What needs to be done :: Reproduce every line of the material below exactly. No pictures belong in the copy.

Supplied data ::
□ □ □

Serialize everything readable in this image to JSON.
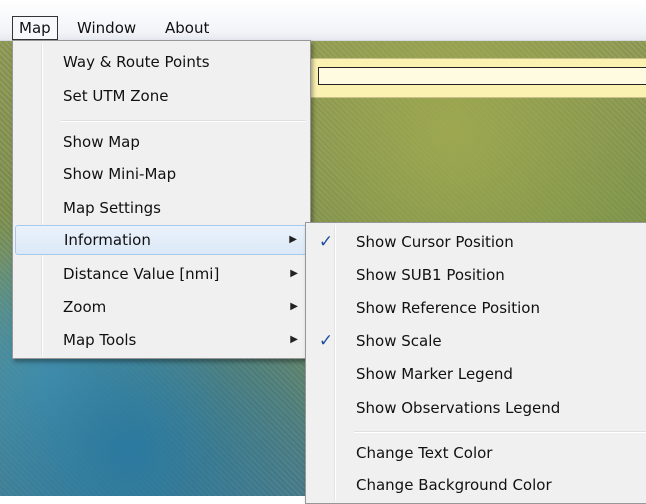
{
  "menubar": {
    "items": [
      {
        "label": "Map",
        "active": true
      },
      {
        "label": "Window",
        "active": false
      },
      {
        "label": "About",
        "active": false
      }
    ]
  },
  "map_menu": {
    "items": [
      {
        "label": "Way & Route Points"
      },
      {
        "label": "Set UTM Zone"
      },
      {
        "label": "Show Map"
      },
      {
        "label": "Show Mini-Map"
      },
      {
        "label": "Map Settings"
      },
      {
        "label": "Information",
        "submenu": true,
        "highlighted": true
      },
      {
        "label": "Distance Value [nmi]",
        "submenu": true
      },
      {
        "label": "Zoom",
        "submenu": true
      },
      {
        "label": "Map Tools",
        "submenu": true
      }
    ]
  },
  "information_submenu": {
    "items": [
      {
        "label": "Show Cursor Position",
        "checked": true
      },
      {
        "label": "Show SUB1 Position",
        "checked": false
      },
      {
        "label": "Show Reference Position",
        "checked": false
      },
      {
        "label": "Show Scale",
        "checked": true
      },
      {
        "label": "Show Marker Legend",
        "checked": false
      },
      {
        "label": "Show Observations Legend",
        "checked": false
      },
      {
        "label": "Change Text Color",
        "checked": false
      },
      {
        "label": "Change Background Color",
        "checked": false
      }
    ]
  },
  "icons": {
    "check": "✓",
    "submenu_arrow": "▶"
  },
  "colors": {
    "menu_bg": "#f0f0f0",
    "highlight_bg": "#dbe8f7",
    "highlight_border": "#a8c8eb",
    "check_color": "#1f4fa0",
    "map_info_bar": "#fbf2b2"
  }
}
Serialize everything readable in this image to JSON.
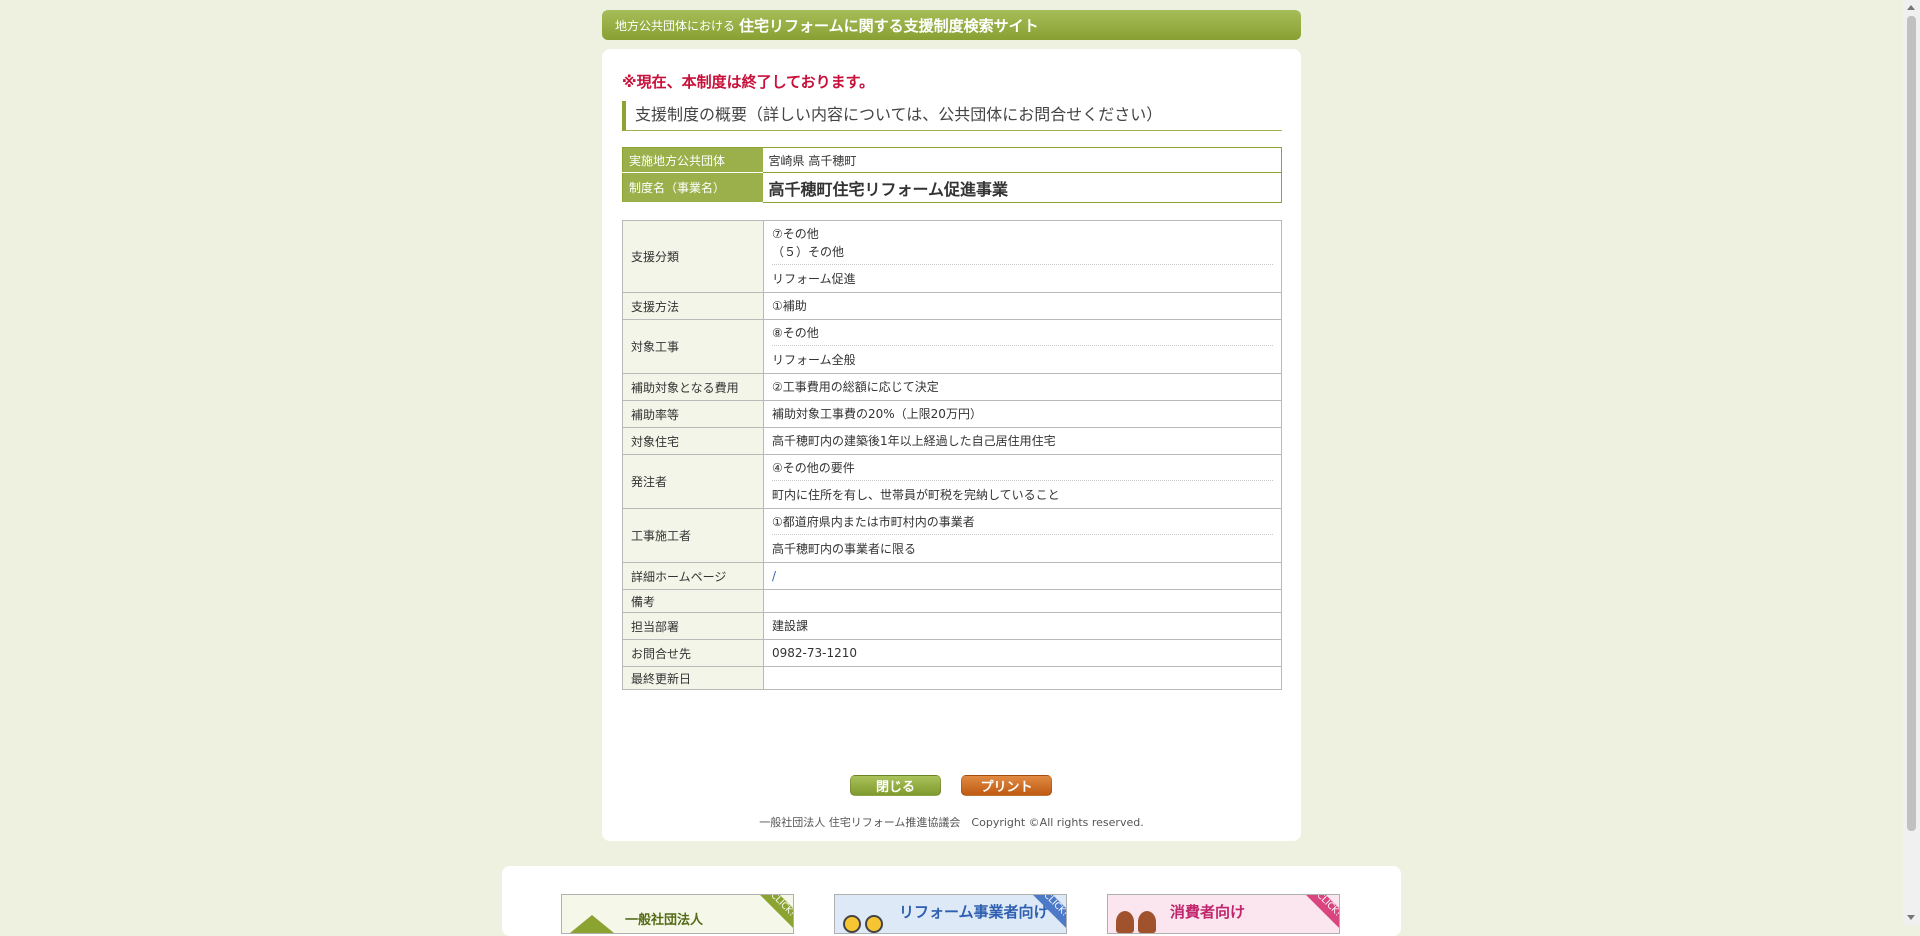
{
  "header": {
    "prefix": "地方公共団体における",
    "title": "住宅リフォームに関する支援制度検索サイト"
  },
  "notice": "※現在、本制度は終了しております。",
  "section_title": "支援制度の概要（詳しい内容については、公共団体にお問合せください）",
  "summary": {
    "rows": [
      {
        "label": "実施地方公共団体",
        "value": "宮崎県 高千穂町"
      },
      {
        "label": "制度名（事業名）",
        "value": "高千穂町住宅リフォーム促進事業"
      }
    ]
  },
  "detail": {
    "support_type": {
      "label": "支援分類",
      "line1": "⑦その他",
      "line2": "（５）その他",
      "line3": "リフォーム促進"
    },
    "support_method": {
      "label": "支援方法",
      "value": "①補助"
    },
    "target_work": {
      "label": "対象工事",
      "line1": "⑧その他",
      "line2": "リフォーム全般"
    },
    "cost": {
      "label": "補助対象となる費用",
      "value": "②工事費用の総額に応じて決定"
    },
    "rate": {
      "label": "補助率等",
      "value": "補助対象工事費の20%（上限20万円）"
    },
    "housing": {
      "label": "対象住宅",
      "value": "高千穂町内の建築後1年以上経過した自己居住用住宅"
    },
    "orderer": {
      "label": "発注者",
      "line1": "④その他の要件",
      "line2": "町内に住所を有し、世帯員が町税を完納していること"
    },
    "contractor": {
      "label": "工事施工者",
      "line1": "①都道府県内または市町村内の事業者",
      "line2": "高千穂町内の事業者に限る"
    },
    "homepage": {
      "label": "詳細ホームページ",
      "value": "/"
    },
    "notes": {
      "label": "備考",
      "value": ""
    },
    "department": {
      "label": "担当部署",
      "value": "建設課"
    },
    "contact": {
      "label": "お問合せ先",
      "value": "0982-73-1210"
    },
    "updated": {
      "label": "最終更新日",
      "value": ""
    }
  },
  "buttons": {
    "close": "閉じる",
    "print": "プリント"
  },
  "footer": "一般社団法人 住宅リフォーム推進協議会　Copyright ©All rights reserved.",
  "banners": [
    {
      "text": "一般社団法人",
      "corner": "CLICK!"
    },
    {
      "text": "リフォーム事業者向け",
      "corner": "CLICK!"
    },
    {
      "text": "消費者向け",
      "corner": "CLICK!"
    }
  ]
}
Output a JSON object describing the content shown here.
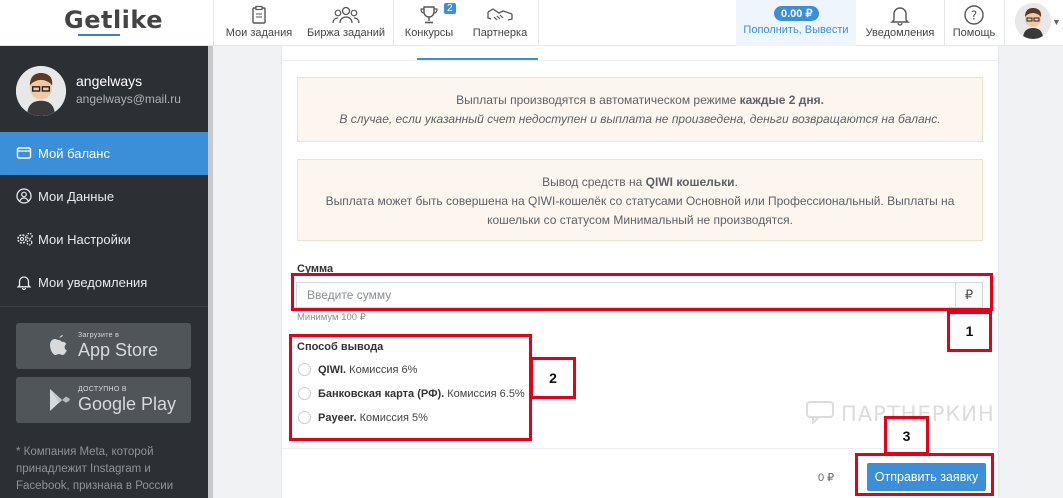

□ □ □

Exercise output ::
Serialize everything readable in this image to JSON.
{
  "menubar": {
    "items": [
      {
        "label": "Map",
        "active": true
      },
      {
        "label": "Window",
        "active": false
      },
      {
        "label": "About",
        "active": false
      }
    ]
  },
  "map_menu": {
    "items": [
      {
        "label": "Way & Route Points"
      },
      {
        "label": "Set UTM Zone"
      },
      {
        "label": "Show Map"
      },
      {
        "label": "Show Mini-Map"
      },
      {
        "label": "Map Settings"
      },
      {
        "label": "Information",
        "submenu": true,
        "highlighted": true
      },
      {
        "label": "Distance Value [nmi]",
        "submenu": true
      },
      {
        "label": "Zoom",
        "submenu": true
      },
      {
        "label": "Map Tools",
        "submenu": true
      }
    ]
  },
  "information_submenu": {
    "items": [
      {
        "label": "Show Cursor Position",
        "checked": true
      },
      {
        "label": "Show SUB1 Position",
        "checked": false
      },
      {
        "label": "Show Reference Position",
        "checked": false
      },
      {
        "label": "Show Scale",
        "checked": true
      },
      {
        "label": "Show Marker Legend",
        "checked": false
      },
      {
        "label": "Show Observations Legend",
        "checked": false
      },
      {
        "label": "Change Text Color",
        "checked": false
      },
      {
        "label": "Change Background Color",
        "checked": false
      }
    ]
  },
  "icons": {
    "check": "✓",
    "submenu_arrow": "▶"
  },
  "colors": {
    "menu_bg": "#f0f0f0",
    "highlight_bg": "#dbe8f7",
    "highlight_border": "#a8c8eb",
    "check_color": "#1f4fa0",
    "map_info_bar": "#fbf2b2"
  }
}
Serialize everything readable in this image to JSON.
{
  "header": {
    "prefix": "地方公共団体における",
    "title": "住宅リフォームに関する支援制度検索サイト"
  },
  "notice": "※現在、本制度は終了しております。",
  "section_title": "支援制度の概要（詳しい内容については、公共団体にお問合せください）",
  "summary": {
    "rows": [
      {
        "label": "実施地方公共団体",
        "value": "宮崎県 高千穂町"
      },
      {
        "label": "制度名（事業名）",
        "value": "高千穂町住宅リフォーム促進事業"
      }
    ]
  },
  "detail": {
    "support_type": {
      "label": "支援分類",
      "line1": "⑦その他",
      "line2": "（５）その他",
      "line3": "リフォーム促進"
    },
    "support_method": {
      "label": "支援方法",
      "value": "①補助"
    },
    "target_work": {
      "label": "対象工事",
      "line1": "⑧その他",
      "line2": "リフォーム全般"
    },
    "cost": {
      "label": "補助対象となる費用",
      "value": "②工事費用の総額に応じて決定"
    },
    "rate": {
      "label": "補助率等",
      "value": "補助対象工事費の20%（上限20万円）"
    },
    "housing": {
      "label": "対象住宅",
      "value": "高千穂町内の建築後1年以上経過した自己居住用住宅"
    },
    "orderer": {
      "label": "発注者",
      "line1": "④その他の要件",
      "line2": "町内に住所を有し、世帯員が町税を完納していること"
    },
    "contractor": {
      "label": "工事施工者",
      "line1": "①都道府県内または市町村内の事業者",
      "line2": "高千穂町内の事業者に限る"
    },
    "homepage": {
      "label": "詳細ホームページ",
      "value": "/"
    },
    "notes": {
      "label": "備考",
      "value": ""
    },
    "department": {
      "label": "担当部署",
      "value": "建設課"
    },
    "contact": {
      "label": "お問合せ先",
      "value": "0982-73-1210"
    },
    "updated": {
      "label": "最終更新日",
      "value": ""
    }
  },
  "buttons": {
    "close": "閉じる",
    "print": "プリント"
  },
  "footer": "一般社団法人 住宅リフォーム推進協議会　Copyright ©All rights reserved.",
  "banners": [
    {
      "text": "一般社団法人",
      "corner": "CLICK!"
    },
    {
      "text": "リフォーム事業者向け",
      "corner": "CLICK!"
    },
    {
      "text": "消費者向け",
      "corner": "CLICK!"
    }
  ]
}
Output a JSON object describing the content shown here.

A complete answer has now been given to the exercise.